------ DATA
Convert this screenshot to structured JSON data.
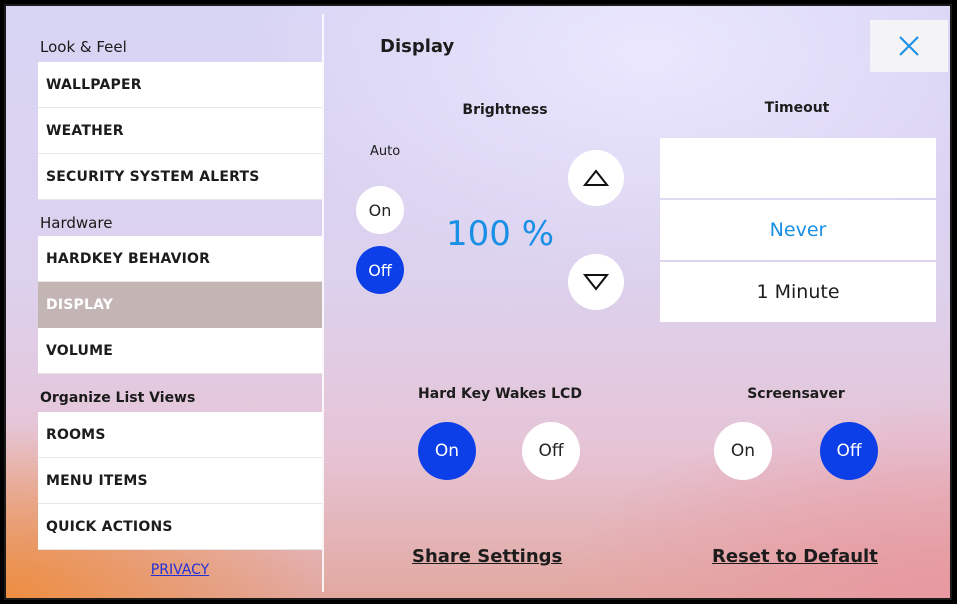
{
  "sidebar": {
    "sections": [
      {
        "title": "Look & Feel"
      },
      {
        "title": "Hardware"
      },
      {
        "title": "Organize List Views"
      }
    ],
    "items": [
      {
        "label": "WALLPAPER"
      },
      {
        "label": "WEATHER"
      },
      {
        "label": "SECURITY SYSTEM ALERTS"
      },
      {
        "label": "HARDKEY BEHAVIOR"
      },
      {
        "label": "DISPLAY"
      },
      {
        "label": "VOLUME"
      },
      {
        "label": "ROOMS"
      },
      {
        "label": "MENU ITEMS"
      },
      {
        "label": "QUICK ACTIONS"
      }
    ],
    "active_item": "DISPLAY",
    "privacy_label": "PRIVACY"
  },
  "main": {
    "title": "Display",
    "close_icon": "close-x-icon",
    "brightness": {
      "label": "Brightness",
      "auto_label": "Auto",
      "auto_on_label": "On",
      "auto_off_label": "Off",
      "auto_selected": "Off",
      "value": "100 %",
      "up_icon": "triangle-up-icon",
      "down_icon": "triangle-down-icon"
    },
    "timeout": {
      "label": "Timeout",
      "options": [
        "",
        "Never",
        "1 Minute"
      ],
      "selected": "Never"
    },
    "hard_key": {
      "label": "Hard Key Wakes LCD",
      "on_label": "On",
      "off_label": "Off",
      "selected": "On"
    },
    "screensaver": {
      "label": "Screensaver",
      "on_label": "On",
      "off_label": "Off",
      "selected": "Off"
    },
    "share_label": "Share Settings",
    "reset_label": "Reset to Default"
  },
  "colors": {
    "accent_blue": "#0d3fe8",
    "value_blue": "#1a8fe6",
    "active_item_bg": "#c2b5b3",
    "link_blue": "#2230d8"
  }
}
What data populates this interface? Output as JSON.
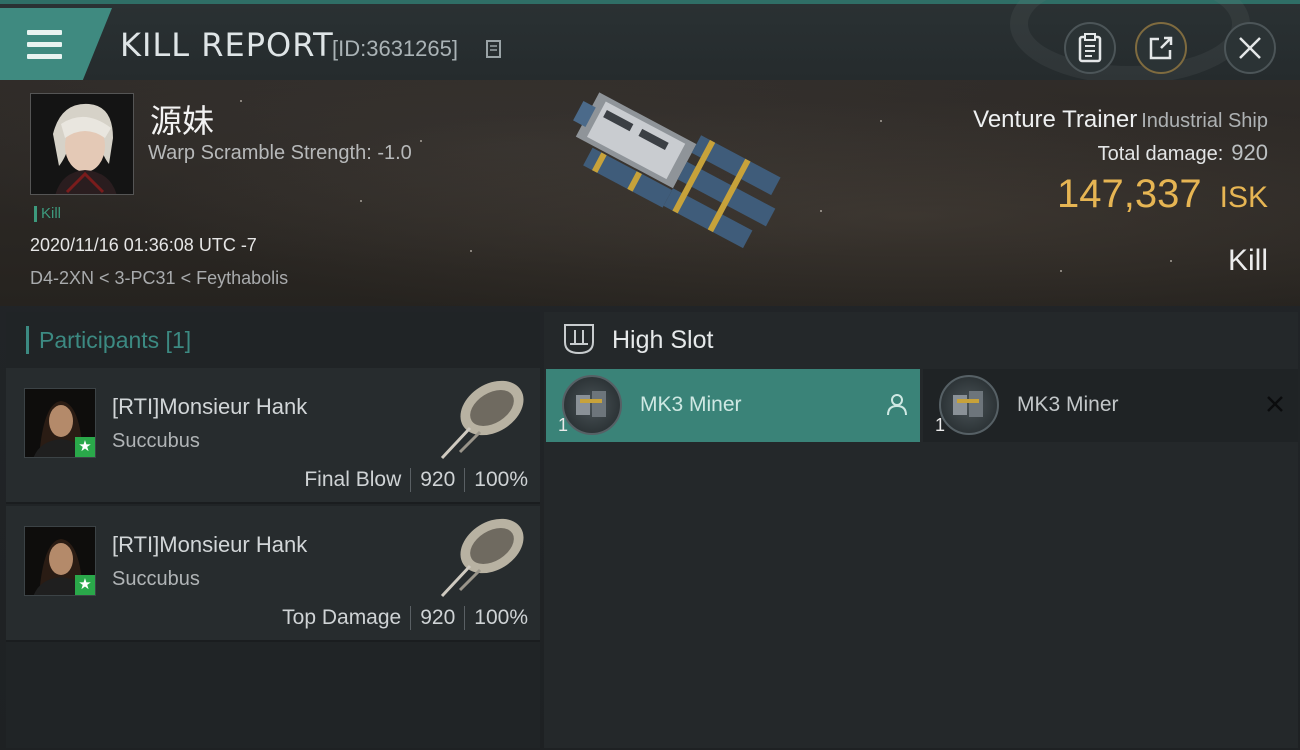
{
  "header": {
    "title": "KILL REPORT",
    "report_id": "[ID:3631265]"
  },
  "victim": {
    "name": "源妹",
    "warp_scramble": "Warp Scramble Strength: -1.0",
    "kill_tag": "Kill",
    "time": "2020/11/16 01:36:08 UTC -7",
    "location": "D4-2XN < 3-PC31 < Feythabolis",
    "ship_name": "Venture Trainer",
    "ship_class": "Industrial Ship",
    "total_damage_label": "Total damage:",
    "total_damage": "920",
    "isk_value": "147,337",
    "isk_unit": "ISK",
    "kill_type": "Kill"
  },
  "participants": {
    "header": "Participants [1]",
    "rows": [
      {
        "name": "[RTI]Monsieur Hank",
        "ship": "Succubus",
        "role": "Final Blow",
        "damage": "920",
        "percent": "100%"
      },
      {
        "name": "[RTI]Monsieur Hank",
        "ship": "Succubus",
        "role": "Top Damage",
        "damage": "920",
        "percent": "100%"
      }
    ]
  },
  "slots": {
    "title": "High Slot",
    "modules": [
      {
        "name": "MK3 Miner",
        "qty": "1"
      },
      {
        "name": "MK3 Miner",
        "qty": "1"
      }
    ]
  },
  "colors": {
    "accent": "#3f8a80",
    "isk": "#e6b553",
    "badge": "#2aa84a"
  }
}
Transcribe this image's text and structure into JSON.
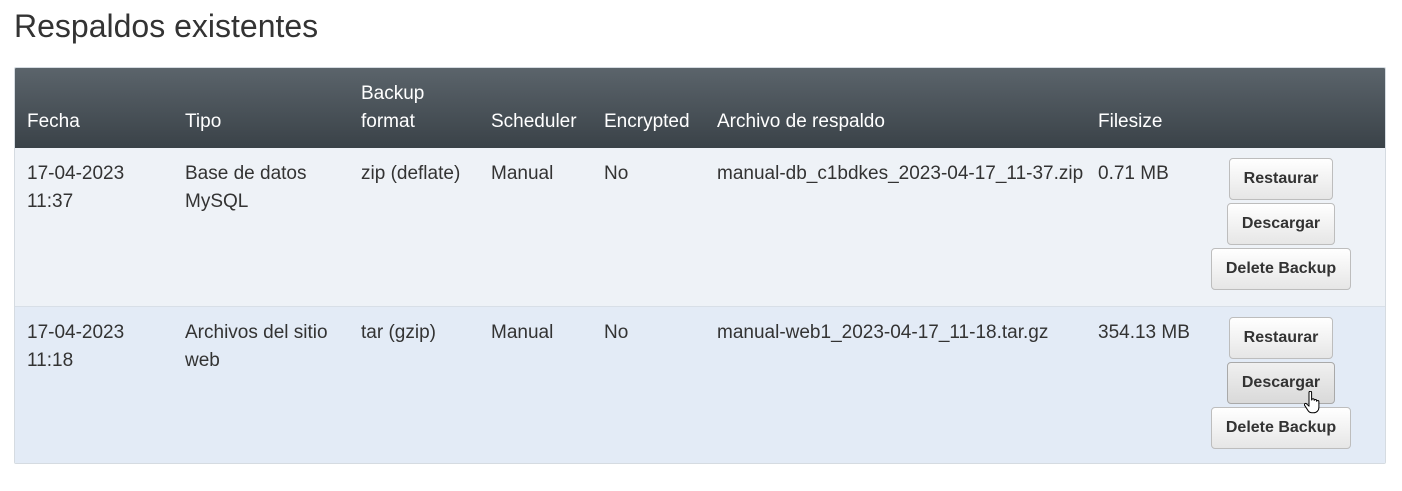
{
  "page": {
    "title": "Respaldos existentes"
  },
  "table": {
    "columns": [
      "Fecha",
      "Tipo",
      "Backup format",
      "Scheduler",
      "Encrypted",
      "Archivo de respaldo",
      "Filesize"
    ],
    "rows": [
      {
        "fecha": "17-04-2023 11:37",
        "tipo": "Base de datos MySQL",
        "format": "zip (deflate)",
        "scheduler": "Manual",
        "encrypted": "No",
        "archivo": "manual-db_c1bdkes_2023-04-17_11-37.zip",
        "filesize": "0.71 MB",
        "restore_label": "Restaurar",
        "download_label": "Descargar",
        "delete_label": "Delete Backup"
      },
      {
        "fecha": "17-04-2023 11:18",
        "tipo": "Archivos del sitio web",
        "format": "tar (gzip)",
        "scheduler": "Manual",
        "encrypted": "No",
        "archivo": "manual-web1_2023-04-17_11-18.tar.gz",
        "filesize": "354.13 MB",
        "restore_label": "Restaurar",
        "download_label": "Descargar",
        "delete_label": "Delete Backup"
      }
    ]
  },
  "colors": {
    "header_top": "#5b646b",
    "header_bottom": "#3a4248",
    "row_odd": "#eef2f7",
    "row_even": "#e3ebf6"
  },
  "cursor": {
    "icon": "hand-pointer-icon",
    "hovered": "rows.1.download"
  }
}
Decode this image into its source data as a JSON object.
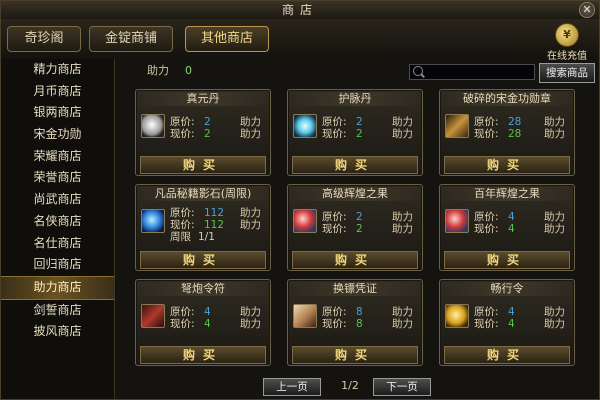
{
  "window": {
    "title": "商店",
    "close_glyph": "✕"
  },
  "tabs": [
    {
      "label": "奇珍阁"
    },
    {
      "label": "金锭商铺"
    },
    {
      "label": "其他商店"
    }
  ],
  "recharge": {
    "label": "在线充值"
  },
  "sidebar": {
    "items": [
      {
        "label": "精力商店"
      },
      {
        "label": "月币商店"
      },
      {
        "label": "银两商店"
      },
      {
        "label": "宋金功勋"
      },
      {
        "label": "荣耀商店"
      },
      {
        "label": "荣誉商店"
      },
      {
        "label": "尚武商店"
      },
      {
        "label": "名侠商店"
      },
      {
        "label": "名仕商店"
      },
      {
        "label": "回归商店"
      },
      {
        "label": "助力商店"
      },
      {
        "label": "剑誓商店"
      },
      {
        "label": "披风商店"
      }
    ],
    "active_index": 10
  },
  "power": {
    "label": "助力",
    "value": "0"
  },
  "search": {
    "placeholder": "",
    "button_label": "搜索商品"
  },
  "labels": {
    "original_price": "原价:",
    "current_price": "现价:",
    "limit": "周限",
    "unit": "助力",
    "buy": "购买"
  },
  "items": [
    {
      "title": "真元丹",
      "original": "2",
      "current": "2",
      "unit": "助力",
      "icon": "white-gem-icon"
    },
    {
      "title": "护脉丹",
      "original": "2",
      "current": "2",
      "unit": "助力",
      "icon": "glowing-orb-icon"
    },
    {
      "title": "破碎的宋金功勋章",
      "original": "28",
      "current": "28",
      "unit": "助力",
      "icon": "broken-medal-icon"
    },
    {
      "title": "凡品秘籍影石(周限)",
      "original": "112",
      "current": "112",
      "unit": "助力",
      "limit": "1/1",
      "icon": "blue-stone-icon"
    },
    {
      "title": "高级辉煌之果",
      "original": "2",
      "current": "2",
      "unit": "助力",
      "icon": "red-fruit-icon"
    },
    {
      "title": "百年辉煌之果",
      "original": "4",
      "current": "4",
      "unit": "助力",
      "icon": "red-fruit-icon"
    },
    {
      "title": "弩炮令符",
      "original": "4",
      "current": "4",
      "unit": "助力",
      "icon": "token-icon"
    },
    {
      "title": "换镖凭证",
      "original": "8",
      "current": "8",
      "unit": "助力",
      "icon": "scroll-icon"
    },
    {
      "title": "畅行令",
      "original": "4",
      "current": "4",
      "unit": "助力",
      "icon": "gold-badge-icon"
    }
  ],
  "pager": {
    "prev": "上一页",
    "next": "下一页",
    "page": "1/2"
  },
  "colors": {
    "accent_gold": "#f0d67a",
    "price_blue": "#4aa0d8",
    "price_green": "#57c44a"
  }
}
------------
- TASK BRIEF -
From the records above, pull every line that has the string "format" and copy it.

- SOLUTION TO THIS PROBLEM -
      "Backup format",
        "format": "zip (deflate)",
        "format": "tar (gzip)",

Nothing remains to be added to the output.